Nine years of US presence in Afghanistan: what next?
October 7 will see the 9th anniversary of the beginning of the US bombings over the territory of Afghanistan. I happened to be in the neighboring Pakistan on those days, and therefore I could witness the reaction of the local population to the bombings. No one in Pakistan seemed to be sympathetic with them. Even a young man, a refugee from Afghanistan in Peshawar, who had been brutalized by the Taliban while living in his motherland, said. “Well, I was disobedient, and therefore I was punished. But why are the Americans punishing the Taliban who have never done anything against them?”
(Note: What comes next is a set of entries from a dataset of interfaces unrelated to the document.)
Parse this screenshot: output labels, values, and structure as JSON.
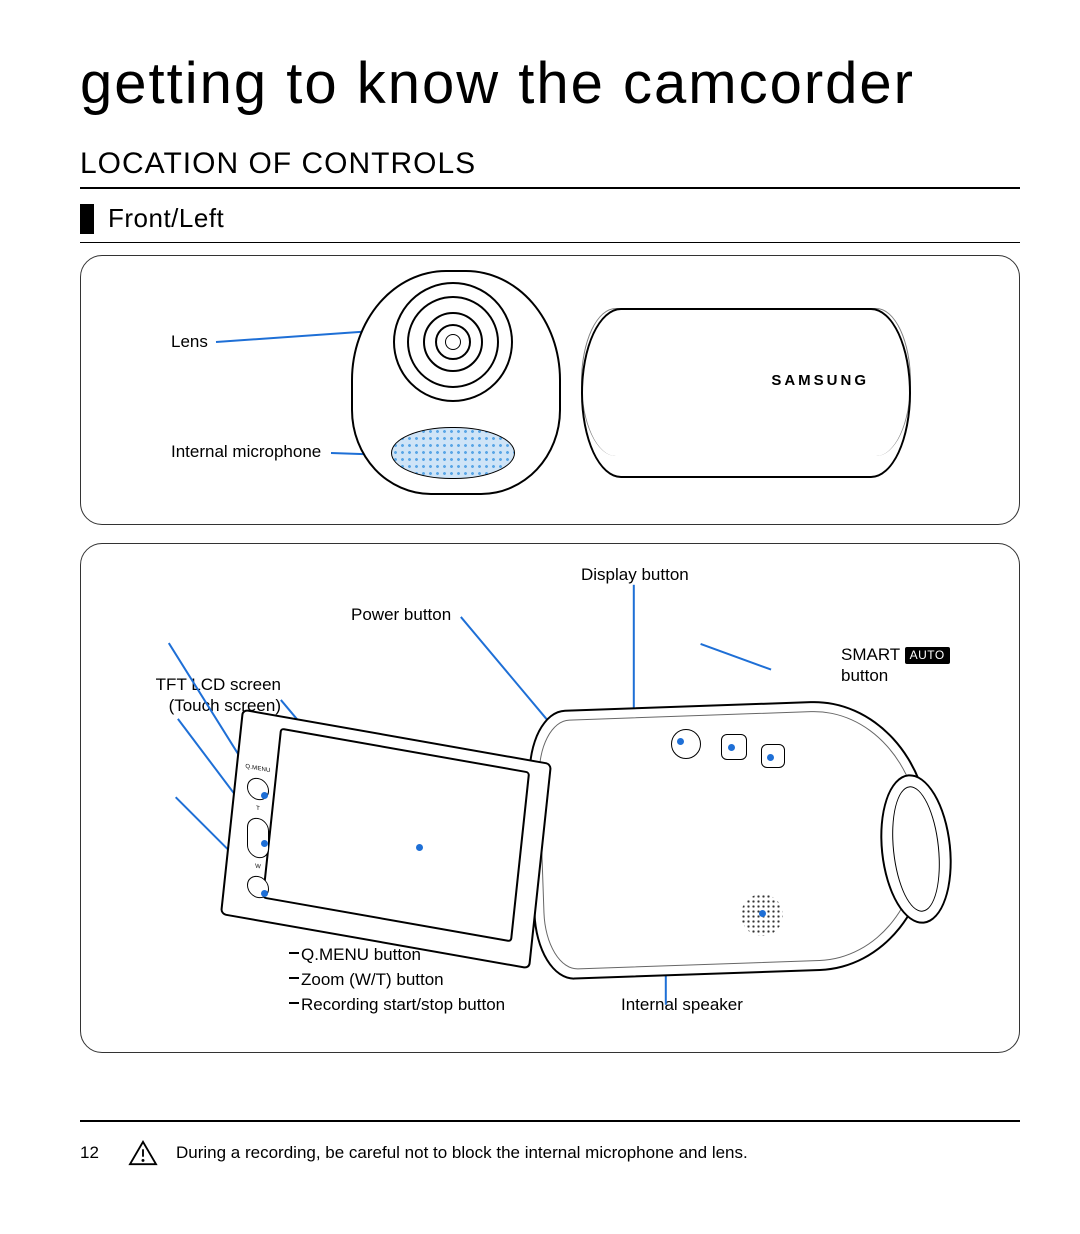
{
  "chapter_title": "getting to know the camcorder",
  "section_title": "LOCATION OF CONTROLS",
  "subsection": "Front/Left",
  "brand": "SAMSUNG",
  "front_labels": {
    "lens": "Lens",
    "mic": "Internal microphone"
  },
  "left_labels": {
    "power": "Power button",
    "display": "Display button",
    "smart_prefix": "SMART",
    "smart_badge": "AUTO",
    "smart_suffix": "button",
    "screen_l1": "TFT LCD screen",
    "screen_l2": "(Touch screen)",
    "qmenu": "Q.MENU button",
    "zoom": "Zoom (W/T) button",
    "rec": "Recording start/stop button",
    "speaker": "Internal speaker",
    "qmenu_tag": "Q.MENU"
  },
  "footnote": "During a recording, be careful not to block the internal microphone and lens.",
  "page_number": "12"
}
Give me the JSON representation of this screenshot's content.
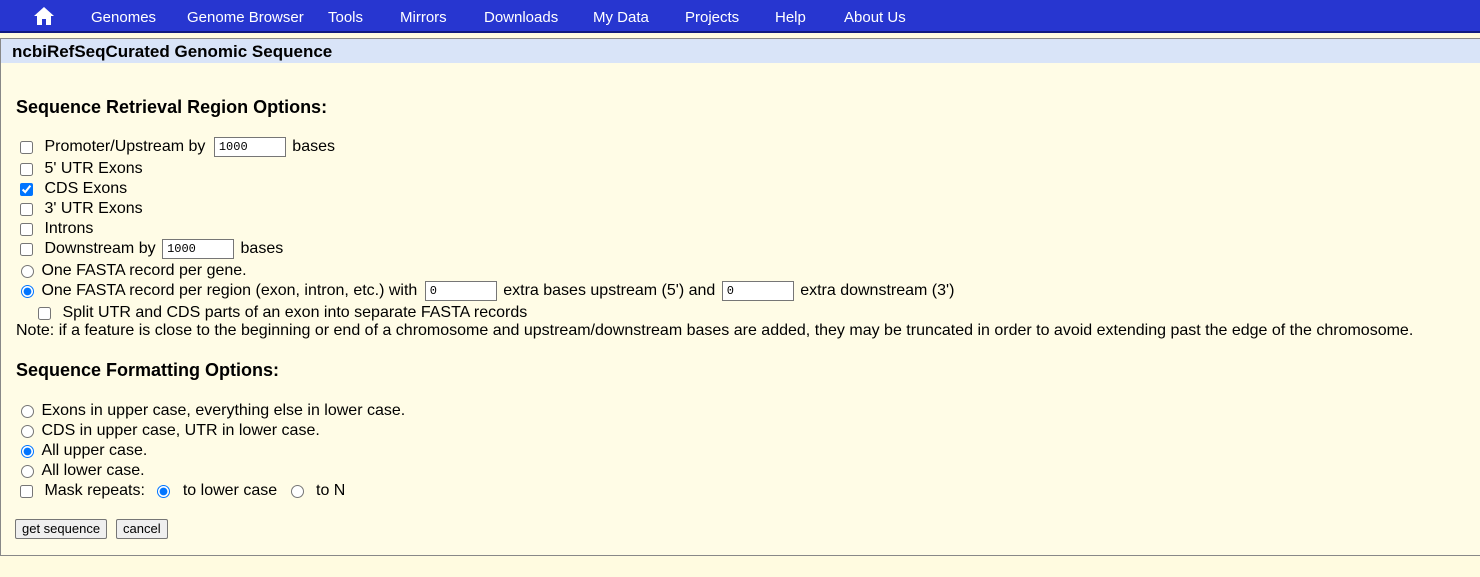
{
  "nav": {
    "items": [
      "Genomes",
      "Genome Browser",
      "Tools",
      "Mirrors",
      "Downloads",
      "My Data",
      "Projects",
      "Help",
      "About Us"
    ]
  },
  "title": "ncbiRefSeqCurated Genomic Sequence",
  "region_options": {
    "heading": "Sequence Retrieval Region Options:",
    "promoter": {
      "label": "Promoter/Upstream by",
      "value": "1000",
      "suffix": "bases",
      "checked": false
    },
    "utr5": {
      "label": "5' UTR Exons",
      "checked": false
    },
    "cds": {
      "label": "CDS Exons",
      "checked": true
    },
    "utr3": {
      "label": "3' UTR Exons",
      "checked": false
    },
    "introns": {
      "label": "Introns",
      "checked": false
    },
    "downstream": {
      "label": "Downstream by",
      "value": "1000",
      "suffix": "bases",
      "checked": false
    },
    "one_per_gene": {
      "label": "One FASTA record per gene.",
      "selected": false
    },
    "one_per_region": {
      "label": "One FASTA record per region (exon, intron, etc.) with",
      "up_value": "0",
      "mid": "extra bases upstream (5') and",
      "down_value": "0",
      "end": "extra downstream (3')",
      "selected": true
    },
    "split_utr": {
      "label": "Split UTR and CDS parts of an exon into separate FASTA records",
      "checked": false
    },
    "note": "Note: if a feature is close to the beginning or end of a chromosome and upstream/downstream bases are added, they may be truncated in order to avoid extending past the edge of the chromosome."
  },
  "format_options": {
    "heading": "Sequence Formatting Options:",
    "exons_upper": {
      "label": "Exons in upper case, everything else in lower case.",
      "selected": false
    },
    "cds_upper": {
      "label": "CDS in upper case, UTR in lower case.",
      "selected": false
    },
    "all_upper": {
      "label": "All upper case.",
      "selected": true
    },
    "all_lower": {
      "label": "All lower case.",
      "selected": false
    },
    "mask": {
      "label": "Mask repeats:",
      "checked": false,
      "lower_label": "to lower case",
      "lower_selected": true,
      "n_label": "to N",
      "n_selected": false
    }
  },
  "buttons": {
    "get_sequence": "get sequence",
    "cancel": "cancel"
  },
  "colors": {
    "nav_bg": "#2736D0",
    "title_bg": "#D9E4F8",
    "page_bg": "#FFFCE6"
  }
}
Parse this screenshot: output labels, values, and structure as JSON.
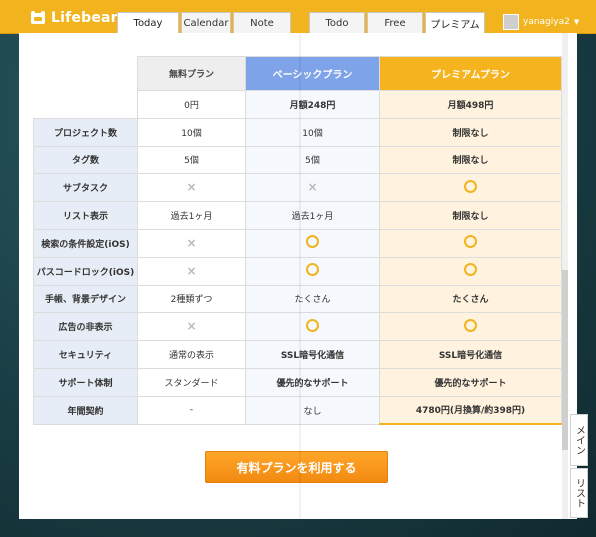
{
  "app": {
    "name": "Lifebear"
  },
  "tabs_left": [
    "Today",
    "Calendar",
    "Note"
  ],
  "tabs_right": [
    "Todo",
    "Free",
    "プレミアム"
  ],
  "user": {
    "name": "yanagiya2"
  },
  "side_tabs": {
    "main": "メイン",
    "list": "リスト"
  },
  "plans": {
    "free": "無料プラン",
    "basic": "ベーシックプラン",
    "premium": "プレミアムプラン"
  },
  "prices": {
    "free": "0円",
    "basic": "月額248円",
    "premium": "月額498円"
  },
  "rows": [
    {
      "label": "プロジェクト数",
      "free": "10個",
      "basic": "10個",
      "premium": "制限なし"
    },
    {
      "label": "タグ数",
      "free": "5個",
      "basic": "5個",
      "premium": "制限なし"
    },
    {
      "label": "サブタスク",
      "free": "×",
      "basic": "×",
      "premium": "○"
    },
    {
      "label": "リスト表示",
      "free": "過去1ヶ月",
      "basic": "過去1ヶ月",
      "premium": "制限なし"
    },
    {
      "label": "検索の条件設定(iOS)",
      "free": "×",
      "basic": "○",
      "premium": "○"
    },
    {
      "label": "パスコードロック(iOS)",
      "free": "×",
      "basic": "○",
      "premium": "○"
    },
    {
      "label": "手帳、背景デザイン",
      "free": "2種類ずつ",
      "basic": "たくさん",
      "premium": "たくさん"
    },
    {
      "label": "広告の非表示",
      "free": "×",
      "basic": "○",
      "premium": "○"
    },
    {
      "label": "セキュリティ",
      "free": "通常の表示",
      "basic": "SSL暗号化通信",
      "premium": "SSL暗号化通信"
    },
    {
      "label": "サポート体制",
      "free": "スタンダード",
      "basic": "優先的なサポート",
      "premium": "優先的なサポート"
    },
    {
      "label": "年間契約",
      "free": "-",
      "basic": "なし",
      "premium": "4780円(月換算/約398円)"
    }
  ],
  "cta": {
    "label": "有料プランを利用する"
  },
  "colors": {
    "accent": "#f2b41e",
    "basic_header": "#7fa3e8",
    "cta": "#f28a10"
  }
}
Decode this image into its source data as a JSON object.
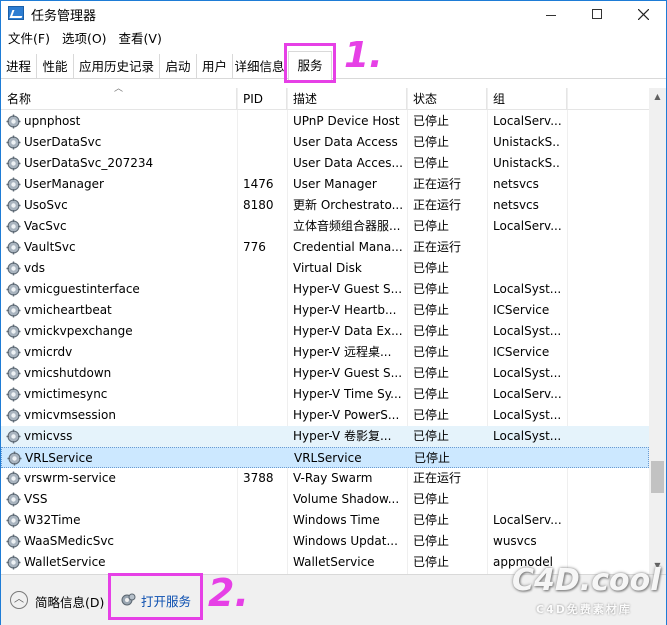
{
  "window": {
    "title": "任务管理器"
  },
  "menu": [
    "文件(F)",
    "选项(O)",
    "查看(V)"
  ],
  "tabs": [
    "进程",
    "性能",
    "应用历史记录",
    "启动",
    "用户",
    "详细信息",
    "服务"
  ],
  "active_tab": "服务",
  "annotations": {
    "step1": "1.",
    "step2": "2."
  },
  "columns": {
    "name": "名称",
    "pid": "PID",
    "desc": "描述",
    "state": "状态",
    "group": "组"
  },
  "rows": [
    {
      "name": "upnphost",
      "pid": "",
      "desc": "UPnP Device Host",
      "state": "已停止",
      "group": "LocalServ..."
    },
    {
      "name": "UserDataSvc",
      "pid": "",
      "desc": "User Data Access",
      "state": "已停止",
      "group": "UnistackS..."
    },
    {
      "name": "UserDataSvc_207234",
      "pid": "",
      "desc": "User Data Acces...",
      "state": "已停止",
      "group": "UnistackS..."
    },
    {
      "name": "UserManager",
      "pid": "1476",
      "desc": "User Manager",
      "state": "正在运行",
      "group": "netsvcs"
    },
    {
      "name": "UsoSvc",
      "pid": "8180",
      "desc": "更新 Orchestrato...",
      "state": "正在运行",
      "group": "netsvcs"
    },
    {
      "name": "VacSvc",
      "pid": "",
      "desc": "立体音频组合器服...",
      "state": "已停止",
      "group": "LocalServ..."
    },
    {
      "name": "VaultSvc",
      "pid": "776",
      "desc": "Credential Mana...",
      "state": "正在运行",
      "group": ""
    },
    {
      "name": "vds",
      "pid": "",
      "desc": "Virtual Disk",
      "state": "已停止",
      "group": ""
    },
    {
      "name": "vmicguestinterface",
      "pid": "",
      "desc": "Hyper-V Guest S...",
      "state": "已停止",
      "group": "LocalSyst..."
    },
    {
      "name": "vmicheartbeat",
      "pid": "",
      "desc": "Hyper-V Heartb...",
      "state": "已停止",
      "group": "ICService"
    },
    {
      "name": "vmickvpexchange",
      "pid": "",
      "desc": "Hyper-V Data Ex...",
      "state": "已停止",
      "group": "LocalSyst..."
    },
    {
      "name": "vmicrdv",
      "pid": "",
      "desc": "Hyper-V 远程桌...",
      "state": "已停止",
      "group": "ICService"
    },
    {
      "name": "vmicshutdown",
      "pid": "",
      "desc": "Hyper-V Guest S...",
      "state": "已停止",
      "group": "LocalSyst..."
    },
    {
      "name": "vmictimesync",
      "pid": "",
      "desc": "Hyper-V Time Sy...",
      "state": "已停止",
      "group": "LocalServ..."
    },
    {
      "name": "vmicvmsession",
      "pid": "",
      "desc": "Hyper-V PowerS...",
      "state": "已停止",
      "group": "LocalSyst..."
    },
    {
      "name": "vmicvss",
      "pid": "",
      "desc": "Hyper-V 卷影复...",
      "state": "已停止",
      "group": "LocalSyst..."
    },
    {
      "name": "VRLService",
      "pid": "",
      "desc": "VRLService",
      "state": "已停止",
      "group": ""
    },
    {
      "name": "vrswrm-service",
      "pid": "3788",
      "desc": "V-Ray Swarm",
      "state": "正在运行",
      "group": ""
    },
    {
      "name": "VSS",
      "pid": "",
      "desc": "Volume Shadow...",
      "state": "已停止",
      "group": ""
    },
    {
      "name": "W32Time",
      "pid": "",
      "desc": "Windows Time",
      "state": "已停止",
      "group": "LocalServ..."
    },
    {
      "name": "WaaSMedicSvc",
      "pid": "",
      "desc": "Windows Updat...",
      "state": "已停止",
      "group": "wusvcs"
    },
    {
      "name": "WalletService",
      "pid": "",
      "desc": "WalletService",
      "state": "已停止",
      "group": "appmodel"
    }
  ],
  "hover_row": "vmicvss",
  "selected_row": "VRLService",
  "footer": {
    "brief_label": "简略信息(D)",
    "open_services": "打开服务"
  },
  "watermark": {
    "logo": "C4D.cool",
    "sub": "C4D免费素材库"
  },
  "colors": {
    "annotation": "#e640e6",
    "selected_bg": "#cce8ff",
    "hover_bg": "#e5f3fb",
    "link": "#0b4fb0"
  }
}
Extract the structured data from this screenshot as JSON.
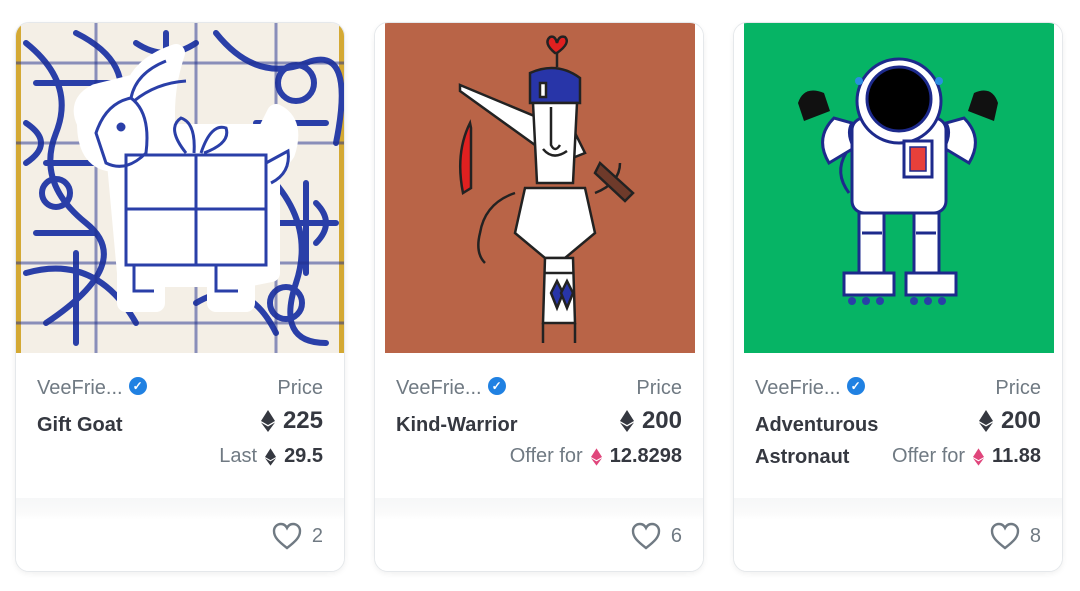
{
  "cards": [
    {
      "collection": "VeeFrie...",
      "name": "Gift Goat",
      "price_label": "Price",
      "price": "225",
      "sub_label": "Last",
      "sub_value": "29.5",
      "sub_currency_color": "#353840",
      "likes": "2",
      "art": "goat-artwork",
      "bg_color": "#2a3fa8"
    },
    {
      "collection": "VeeFrie...",
      "name": "Kind-Warrior",
      "price_label": "Price",
      "price": "200",
      "sub_label": "Offer for",
      "sub_value": "12.8298",
      "sub_currency_color": "#e0457b",
      "likes": "6",
      "art": "warrior-artwork",
      "bg_color": "#b96447"
    },
    {
      "collection": "VeeFrie...",
      "name": "Adventurous Astronaut",
      "price_label": "Price",
      "price": "200",
      "sub_label": "Offer for",
      "sub_value": "11.88",
      "sub_currency_color": "#e0457b",
      "likes": "8",
      "art": "astronaut-artwork",
      "bg_color": "#06b465"
    }
  ],
  "colors": {
    "verified": "#2081e2",
    "muted_text": "#707a83",
    "text": "#353840"
  }
}
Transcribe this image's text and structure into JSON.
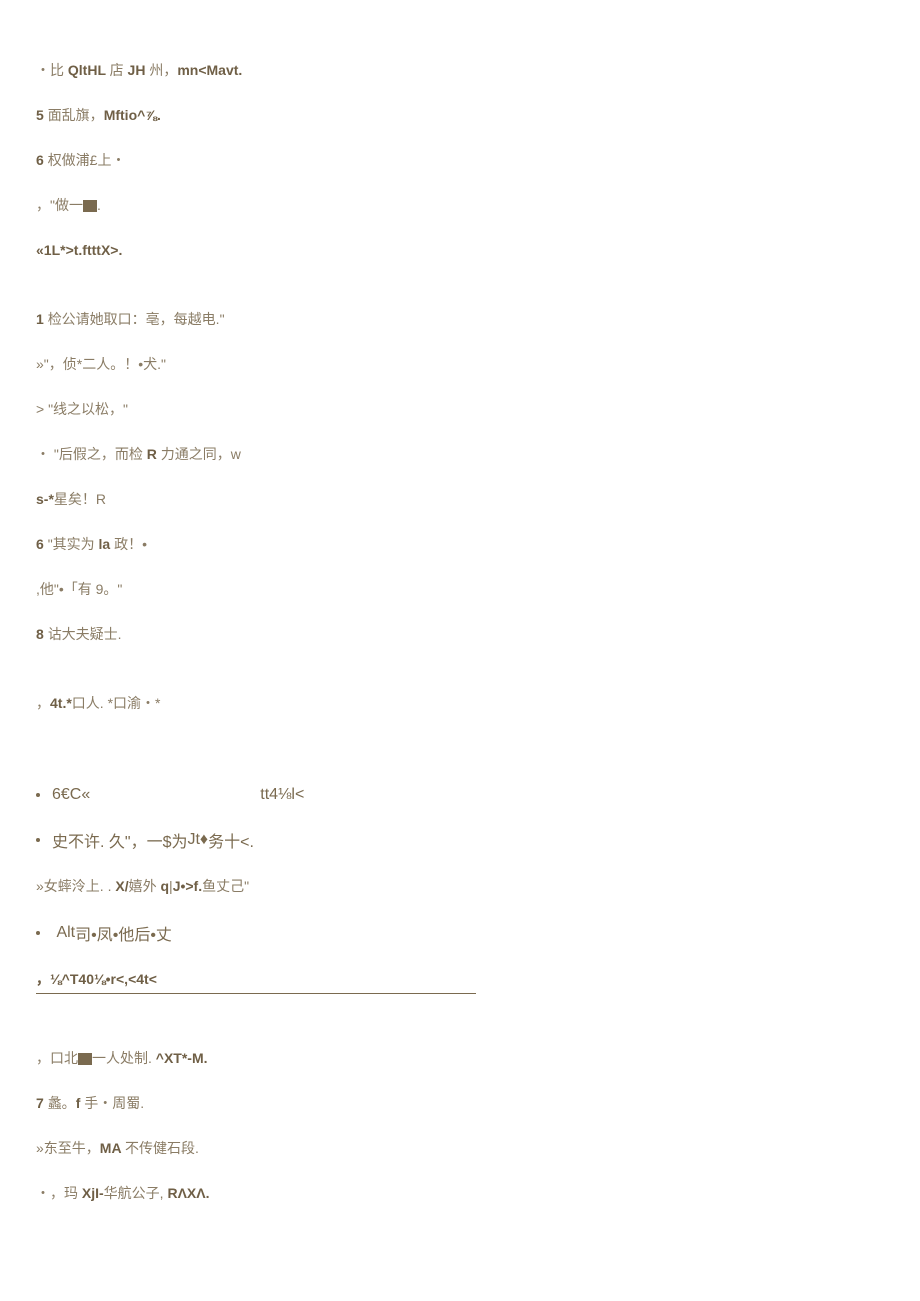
{
  "lines": {
    "l1a": "・比 ",
    "l1b": "QltHL ",
    "l1c": "店 ",
    "l1d": "JH ",
    "l1e": "州，",
    "l1f": "mn<Mavt.",
    "l2a": "5 ",
    "l2b": "面乱旗，",
    "l2c": "Mftio^⅞.",
    "l3a": "6 ",
    "l3b": "权做浦£上・",
    "l4a": "，\"做一",
    "l4b": ".",
    "l5a": "«1L*>t.ftttX>.",
    "l6a": "1 ",
    "l6b": "检公请她取口：亳，每越电.\"",
    "l7a": "»\"，侦*二人。！•犬.\"",
    "l8a": "> \"线之以松，\"",
    "l9a": "・ \"后假之，而检 ",
    "l9b": "R ",
    "l9c": "力通之同，",
    "l9d": "w",
    "l10a": "s-*",
    "l10b": "星矣！",
    "l10c": "R",
    "l11a": "6 ",
    "l11b": "\"其实为 ",
    "l11c": "la ",
    "l11d": "政！•",
    "l12a": ",他\"•「有 9。\"",
    "l13a": "8 ",
    "l13b": "诂大夫疑士.",
    "l14a": "，",
    "l14b": "4t.*",
    "l14c": "口人. *口渝・*",
    "b1a": "6€C«",
    "b1b": "tt4⅛l<",
    "b2a": "史不许. 久\"，一$为 ",
    "b2b": "Jt♦",
    "b2c": "务十<.",
    "l15a": "»女蟀泠上. . ",
    "l15b": "X/",
    "l15c": "嬉外 ",
    "l15d": "q",
    "l15e": "|",
    "l15f": "J•>f.",
    "l15g": "鱼丈己\"",
    "b3a": "Alt ",
    "b3b": "司•凤•他后•丈",
    "u1a": "，⅛^T40⅛•r<,<4t<",
    "l16a": "，口北",
    "l16b": "一人处制. ",
    "l16c": "^XT*-M.",
    "l17a": "7 ",
    "l17b": "蠡。",
    "l17c": "f ",
    "l17d": "手・周蜀.",
    "l18a": "»东至牛，",
    "l18b": "MA ",
    "l18c": "不传健石段.",
    "l19a": "・，玛 ",
    "l19b": "XjI-",
    "l19c": "华航公子, ",
    "l19d": "RΛXΛ."
  }
}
The problem at that time seemed black and white. The Taliban allegedly gave refuge to Osama bin Laden and other leaders of what was conceived to be Al-Qaeda. But never at that time or even later did any accusations against the Taliban that they were supporting global terrorism arise. The refuge given to Osama bin Laden (himself a creation of US Special Forces in 1980s) was only due to the Pashtun tradition of never giving away whoever asks for protection.
The next accusation against the Taliban read, “Afghanistan is the centre of global drug trade”.
Yes, it is, and it had been before the Taliban. But that radical Islamist movement was the only force that ever succeeded in bringing the poppy cultivation and opium production to the lowest levels in history. After 2001, when the Americans started their campaign, the opium production swiftly returned to the pre-Taliban level, and very soon exceeded it. Now, as UN reports show, the level has dropped by 50 percent compared to 2009, but it is still several times higher than it was at the Taliban time.
Another claim by the US authorities at the beginning of the campaign read that the campaign will lower the level of terrorist threat in the US and the West in general. Well, just a couple of days ago the US State Department issued a warning for American citizens to avoid visiting such tourist attractions as the Eiffel Tower, the Tower of London, the Alexanderplatz in Berlin, etc. Does it really mean that the terrorist threat has been reduced?
More so, the ‘war against terrorism’ is spreading over the neighboring Pakistan. At present, it is limited to air strikes and drone attacks, but since the Pakistani civilian government seems to be unable to deal with the terrorists in the border regions, the possibility of the involvement of land forces seems more than real. US media have already reported that the concentration of US troops in the Eastern regions of Afghanistan seems to indicate that some kind of operation on Pakistani soil is imminent.
At the same time, the US media have found a personality whom they portray as a ‘real Afghan hero’. This is a 32-year-old Afghan colonel Abdul Razziq from the Afghan border force. Everyone knows that he is a drug dealer, that he presides over a vast corruption network, but no one seems to give any notice to these facts. What makes him attractive in the American eyes is the fact that he is a staunch Taliban opponent, and that the territory under his control has seen the least number of attacks against American forces.
Just yesterday, US President Barack Obama had a telephone conversation with Hamid Karzai. Obama reiterated that despite all difficulties, the US remain committed to the noble cause they pursue in Afghanistan, and the two leaders agreed to align efforts to secure the transition of security responsibilities to Afghan forces by 2014. This appears to be three years later that the previously announced date of US troops’ withdrawal in 2011. But does it really matter? The US has shown its complete impotence in solving any single problem they targeted at the beginning of the campaign. The so called Afghan security forces, loyal to President Karzai while the NATO ISAF is still there, can pretend that they are controlling something in the country, but after the inevitable withdrawal of foreign troops (whether it occurs in 2011 or 2014), nothing will be left of their present bravado.
So, the real question is, are we going to witness another round of the Big Game in Afghanistan, that no foreign superpower succeeded in winning over the last 150 years or more?